Input records:
/---

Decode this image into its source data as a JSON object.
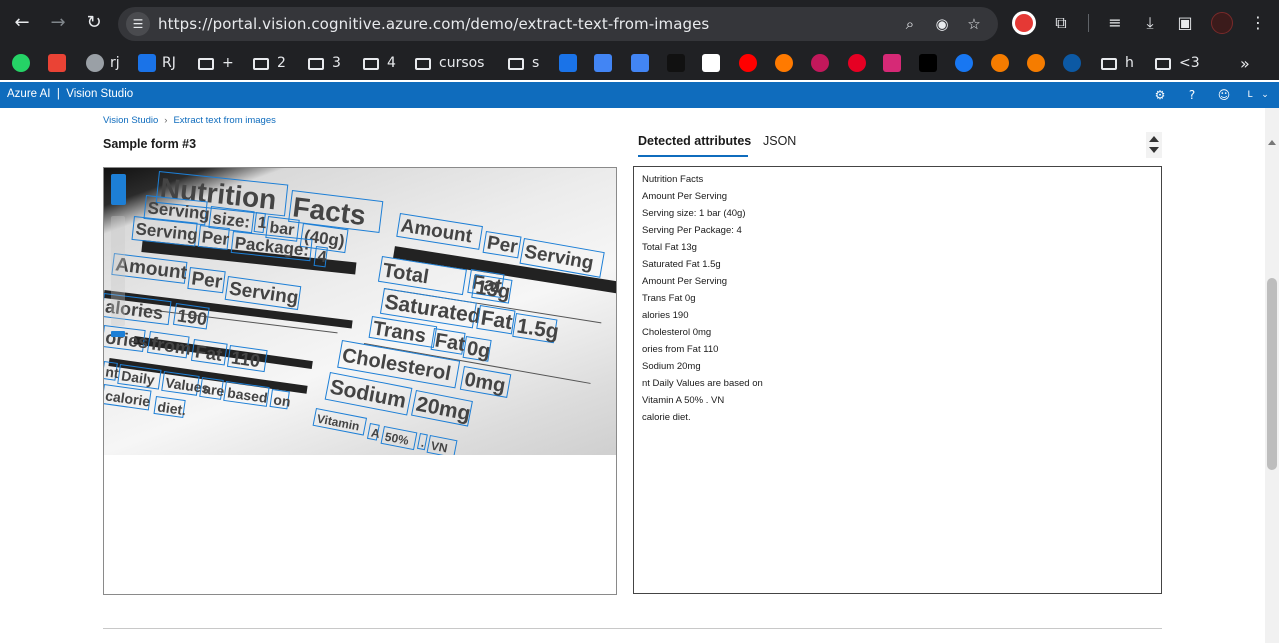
{
  "browser": {
    "url": "https://portal.vision.cognitive.azure.com/demo/extract-text-from-images",
    "bookmarks": [
      {
        "label": "",
        "icon": "whatsapp-icon",
        "color": "#25d366"
      },
      {
        "label": "",
        "icon": "gmail-icon",
        "color": "#ea4335"
      },
      {
        "label": "rj",
        "icon": "globe-icon",
        "color": "#9aa0a6"
      },
      {
        "label": "RJ",
        "icon": "rj-app-icon",
        "color": "#1a73e8"
      },
      {
        "label": "+",
        "icon": "folder-icon"
      },
      {
        "label": "2",
        "icon": "folder-icon"
      },
      {
        "label": "3",
        "icon": "folder-icon"
      },
      {
        "label": "4",
        "icon": "folder-icon"
      },
      {
        "label": "cursos",
        "icon": "folder-icon"
      },
      {
        "label": "s",
        "icon": "folder-icon"
      },
      {
        "label": "",
        "icon": "calendar-icon",
        "color": "#1a73e8"
      },
      {
        "label": "",
        "icon": "translate-icon",
        "color": "#4285f4"
      },
      {
        "label": "",
        "icon": "assistant-icon",
        "color": "#4285f4"
      },
      {
        "label": "",
        "icon": "k-icon",
        "color": "#111111"
      },
      {
        "label": "",
        "icon": "amazon-icon",
        "color": "#ffffff"
      },
      {
        "label": "",
        "icon": "youtube-music-icon",
        "color": "#ff0000"
      },
      {
        "label": "",
        "icon": "orange-circle-icon",
        "color": "#ff7a00"
      },
      {
        "label": "",
        "icon": "red-swirl-icon",
        "color": "#c2185b"
      },
      {
        "label": "",
        "icon": "pinterest-icon",
        "color": "#e60023"
      },
      {
        "label": "",
        "icon": "instagram-icon",
        "color": "#d62976"
      },
      {
        "label": "",
        "icon": "x-icon",
        "color": "#000000"
      },
      {
        "label": "",
        "icon": "facebook-icon",
        "color": "#1877f2"
      },
      {
        "label": "",
        "icon": "orange-gear-icon",
        "color": "#f57c00"
      },
      {
        "label": "",
        "icon": "orange-gear-2-icon",
        "color": "#f57c00"
      },
      {
        "label": "",
        "icon": "edge-icon",
        "color": "#0c59a4"
      },
      {
        "label": "h",
        "icon": "folder-icon"
      },
      {
        "label": "<3",
        "icon": "folder-icon"
      }
    ],
    "more_bookmarks": "»"
  },
  "app": {
    "brand": "Azure AI  |  Vision Studio",
    "header_user": "L",
    "breadcrumb": [
      "Vision Studio",
      "Extract text from images"
    ],
    "breadcrumb_sep": "›",
    "title": "Sample form #3"
  },
  "tabs": {
    "detected": "Detected attributes",
    "json": "JSON"
  },
  "results": [
    "Nutrition Facts",
    "Amount Per Serving",
    "Serving size: 1 bar (40g)",
    "Serving Per Package: 4",
    "Total Fat 13g",
    "Saturated Fat 1.5g",
    "Amount Per Serving",
    "Trans Fat 0g",
    "alories 190",
    "Cholesterol 0mg",
    "ories from Fat 110",
    "Sodium 20mg",
    "nt Daily Values are based on",
    "Vitamin A 50% . VN",
    "calorie diet."
  ],
  "photo_words": [
    "Nutrition",
    "Facts",
    "Serving",
    "size:",
    "1",
    "bar",
    "(40g)",
    "Serving",
    "Per",
    "Package:",
    "4",
    "Amount",
    "Per",
    "Serving",
    "Amount",
    "Per",
    "Serving",
    "Total",
    "Fat",
    "13g",
    "alories",
    "190",
    "Saturated",
    "Fat",
    "1.5g",
    "ories",
    "from",
    "Fat",
    "110",
    "Trans",
    "Fat",
    "0g",
    "Cholesterol",
    "0mg",
    "nt",
    "Daily",
    "Values",
    "are",
    "based",
    "on",
    "Sodium",
    "20mg",
    "calorie",
    "diet.",
    "Vitamin",
    "A",
    "50%",
    ".",
    "VN"
  ],
  "colors": {
    "chrome": "#202124",
    "accent": "#0f6cbd",
    "bbox": "#1d7fd6"
  }
}
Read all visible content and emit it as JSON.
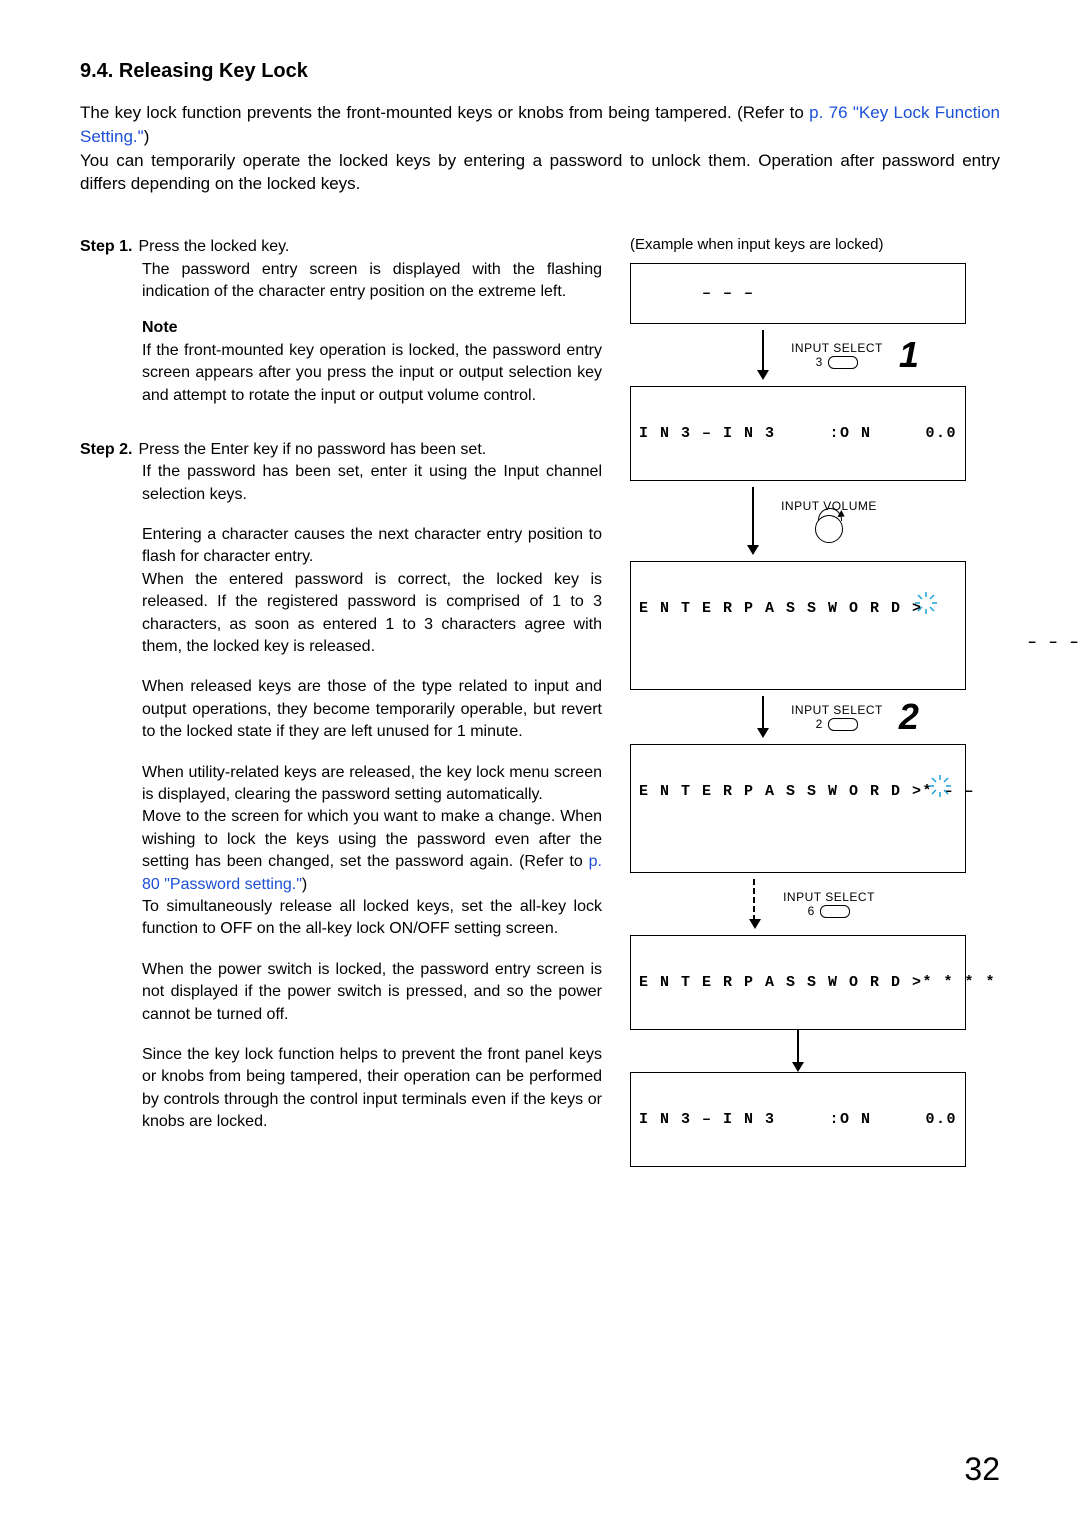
{
  "section": {
    "number": "9.4.",
    "title": "Releasing Key Lock"
  },
  "intro": {
    "p1a": "The key lock function prevents the front-mounted keys or knobs from being tampered. (Refer to ",
    "link1": "p. 76 \"Key Lock Function Setting.\"",
    "p1b": ")",
    "p2": "You can temporarily operate the locked keys by entering a password to unlock them. Operation after password entry differs depending on the locked keys."
  },
  "steps": {
    "s1": {
      "label": "Step 1.",
      "first": "Press the locked key.",
      "body1": "The password entry screen is displayed with the flashing indication of the character entry position on the extreme left.",
      "note_label": "Note",
      "note": "If the front-mounted key operation is locked, the password entry screen appears after you press the input or output selection key and attempt to rotate the input or output volume control."
    },
    "s2": {
      "label": "Step 2.",
      "first": "Press the Enter key if no password has been set.",
      "line2": "If the password has been set, enter it using the Input channel selection keys.",
      "p3": "Entering a character causes the next character entry position to flash for character entry.",
      "p4": "When the entered password is correct, the locked key is released. If the registered password is comprised of 1 to 3 characters, as soon as entered 1 to 3 characters agree with them, the locked key is released.",
      "p5": "When released keys are those of the type related to input and output operations, they become temporarily operable, but revert to the locked state if they are left unused for 1 minute.",
      "p6": "When utility-related keys are released, the key lock menu screen is displayed, clearing the password setting automatically.",
      "p7a": "Move to the screen for which you want to make a change. When wishing to lock the keys using the password even after the setting has been changed, set the password again. (Refer to ",
      "link2": "p. 80 \"Password setting.\"",
      "p7b": ")",
      "p8": "To simultaneously release all locked keys, set the all-key lock function to OFF on the all-key lock ON/OFF setting screen.",
      "p9": "When the power switch is locked, the password entry screen is not displayed if the power switch is pressed, and so the power cannot be turned off.",
      "p10": "Since the key lock function helps to prevent the front panel keys or knobs from being tampered, their operation can be performed by controls through the control input terminals even if the keys or knobs are locked."
    }
  },
  "right": {
    "example_label": "(Example when input keys are locked)",
    "lcd0": "– – –",
    "a1_label": "INPUT SELECT",
    "a1_key": "3",
    "step1_num": "1",
    "lcd1_l": "I N 3 – I N 3",
    "lcd1_m": ":O N",
    "lcd1_r": "0.0",
    "a2_label": "INPUT VOLUME",
    "lcd2_l": "E N T E R P A S S W O R D >",
    "lcd2_r": "– – –",
    "a3_label": "INPUT SELECT",
    "a3_key": "2",
    "step2_num": "2",
    "lcd3_l": "E N T E R P A S S W O R D >",
    "lcd3_r": "* – –",
    "a4_label": "INPUT SELECT",
    "a4_key": "6",
    "lcd4_l": "E N T E R P A S S W O R D >",
    "lcd4_r": "* * * *",
    "lcd5_l": "I N 3 – I N 3",
    "lcd5_m": ":O N",
    "lcd5_r": "0.0"
  },
  "page_number": "32"
}
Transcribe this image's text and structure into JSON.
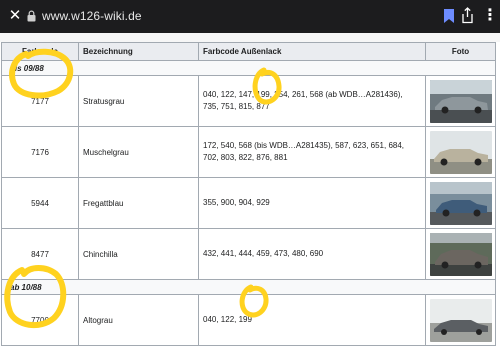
{
  "browser": {
    "url": "www.w126-wiki.de"
  },
  "table": {
    "headers": {
      "code": "Farbcode",
      "name": "Bezeichnung",
      "exterior": "Farbcode Außenlack",
      "photo": "Foto"
    },
    "groups": [
      {
        "label": "bis 09/88",
        "rows": [
          {
            "code": "7177",
            "name": "Stratusgrau",
            "exterior_line1": "040, 122, 147, 199, 254, 261, 568 (ab WDB…A281436),",
            "exterior_line2": "735, 751, 815, 877"
          },
          {
            "code": "7176",
            "name": "Muschelgrau",
            "exterior_line1": "172, 540, 568 (bis WDB…A281435), 587, 623, 651, 684,",
            "exterior_line2": "702, 803, 822, 876, 881"
          },
          {
            "code": "5944",
            "name": "Fregattblau",
            "exterior_line1": "355, 900, 904, 929",
            "exterior_line2": ""
          },
          {
            "code": "8477",
            "name": "Chinchilla",
            "exterior_line1": "432, 441, 444, 459, 473, 480, 690",
            "exterior_line2": ""
          }
        ]
      },
      {
        "label": "ab 10/88",
        "rows": [
          {
            "code": "7700",
            "name": "Altograu",
            "exterior_line1": "040, 122, 199",
            "exterior_line2": ""
          }
        ]
      }
    ]
  },
  "colors": {
    "topbar": "#1c1c1e",
    "header_bg": "#eaecf0",
    "border": "#a2a9b1",
    "highlighter": "#ffd21f",
    "bookmark": "#6d8cff"
  }
}
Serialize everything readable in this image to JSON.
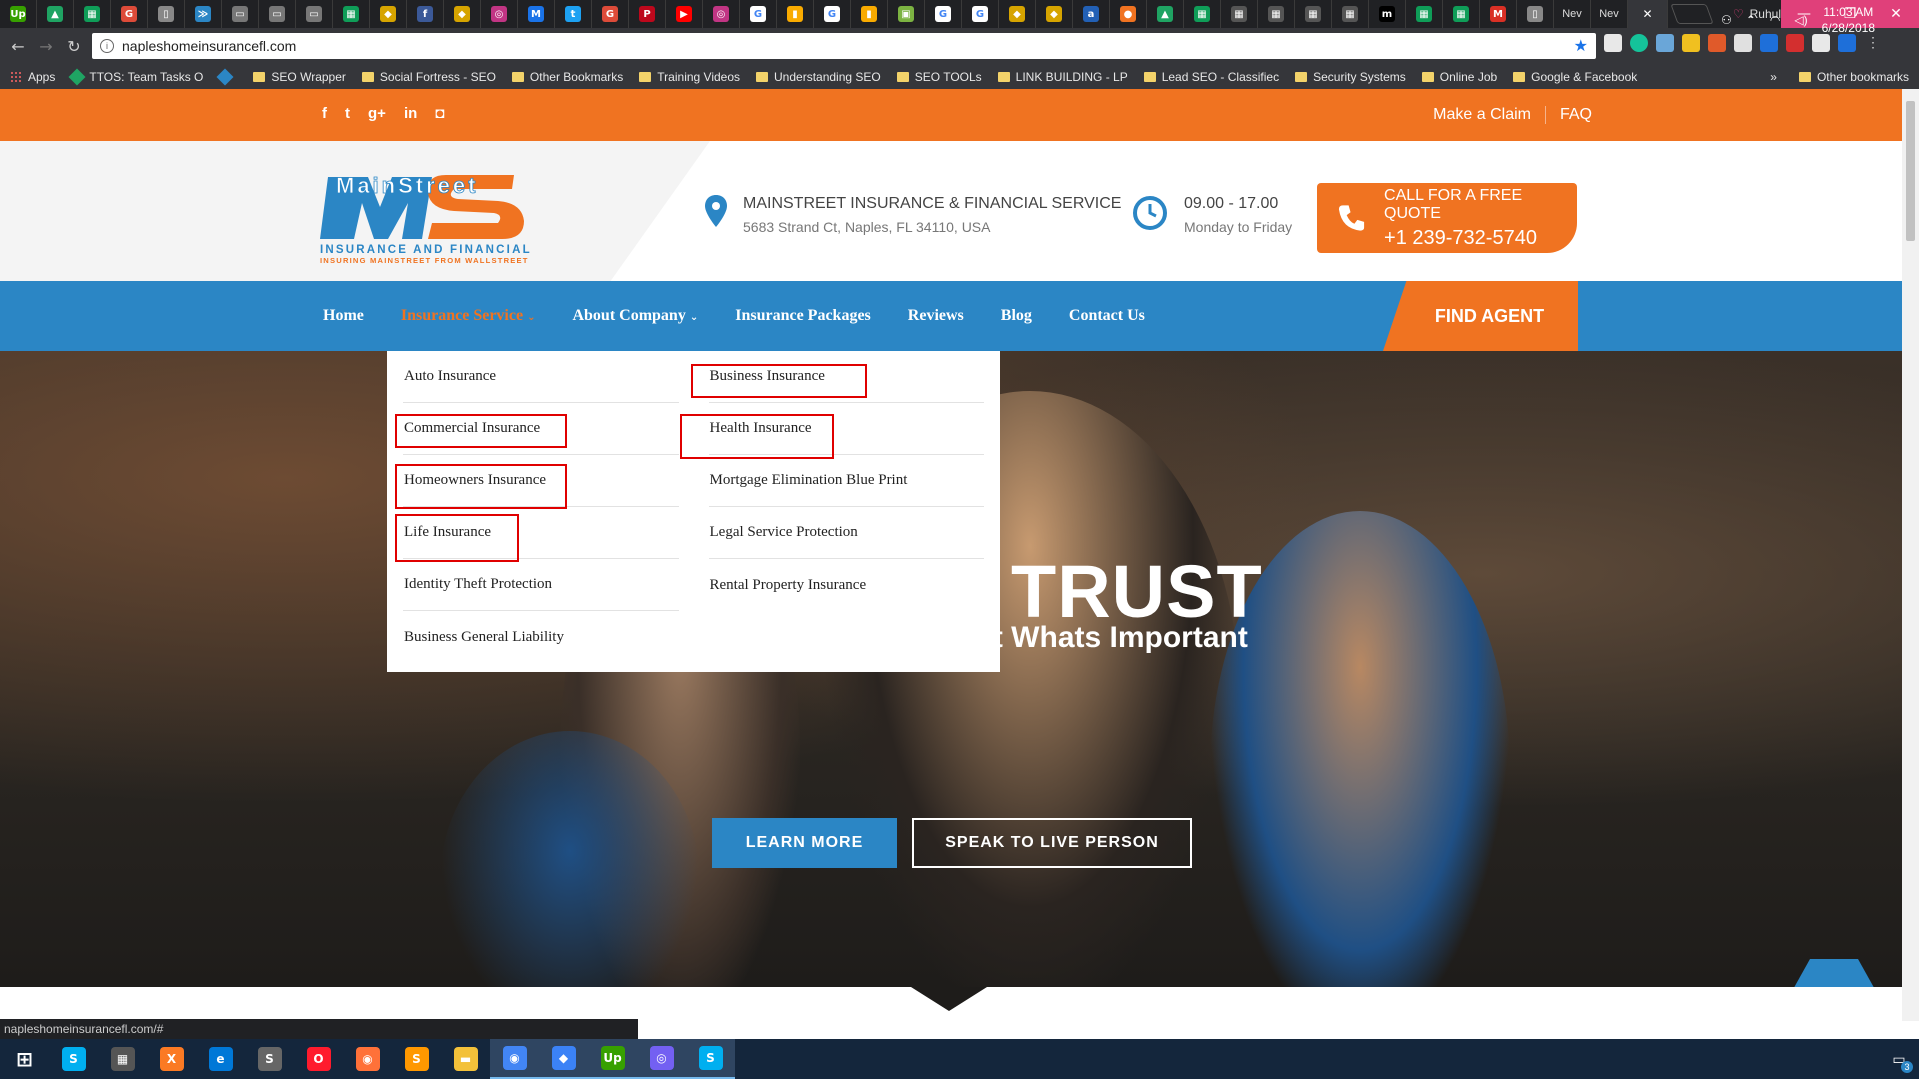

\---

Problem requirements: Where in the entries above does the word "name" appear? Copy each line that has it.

Output for this task:
      "name": "Bezeichnung",
            "name": "Stratusgrau",
            "name": "Muschelgrau",
            "name": "Fregattblau",
            "name": "Chinchilla",
            "name": "Altograu",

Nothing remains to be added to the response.